On Sunday's edition of CNN Newsroom, legal expert and concealed carry advocate Philip Holloway told host Fredericka Whitfield and guest Mel Robbins why he believes movie theaters shouldn't be "gun-free zones."
The panel was responding to former Texas Gov. Rick Perry (R)'s assertion that armed movie patrons would make everyone safer from mass shootings.
"The fear of armed resistance could be the thing that deters someone from picking that particular target," said Holloway.
However, he said, "Movie theaters are unique because they are dark and often times loud,and if you go in there and open fire, who knows what you're going to hit?" So, he suggested, firing blindly into the dark would not be a "good first choice."
Robbins argued that with more than 300 million guns on the streets in the U.S., "I don't think there is anything called a gun-safe zone anywhere in this country, and to think that we should just hope and pray that there is a licensed concealed weapons holder in a movie theater that can act appropriately in a mass shooter situation is putting the emphasis on the wrong thing."
Holloway said that if there is someone trained to take out an active shooter in the theater, "you don't want that person acting inappropriately, you want them to seek cover and then to decide whether or not they have a shot they can safely take.
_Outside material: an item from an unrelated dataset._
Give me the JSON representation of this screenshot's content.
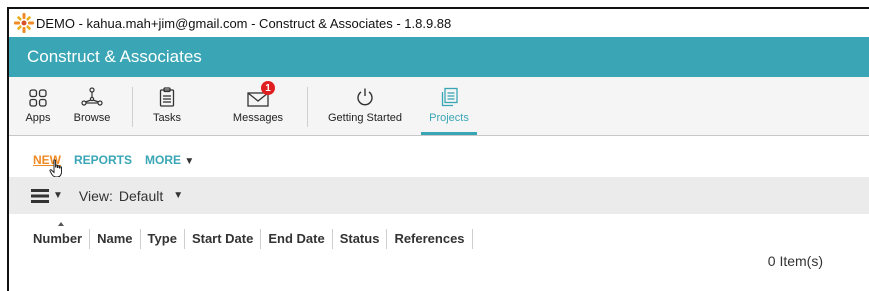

Otherwise, it can only make matters worse."
Studies have shown that in most active shooter situations, even people who are trained in the effective use of firearms are unable to stop the gunman with their own weapons. If they are able to get to their weapons and fire at all, they often end up striking bystanders or themselves.
Watch the video, embedded below: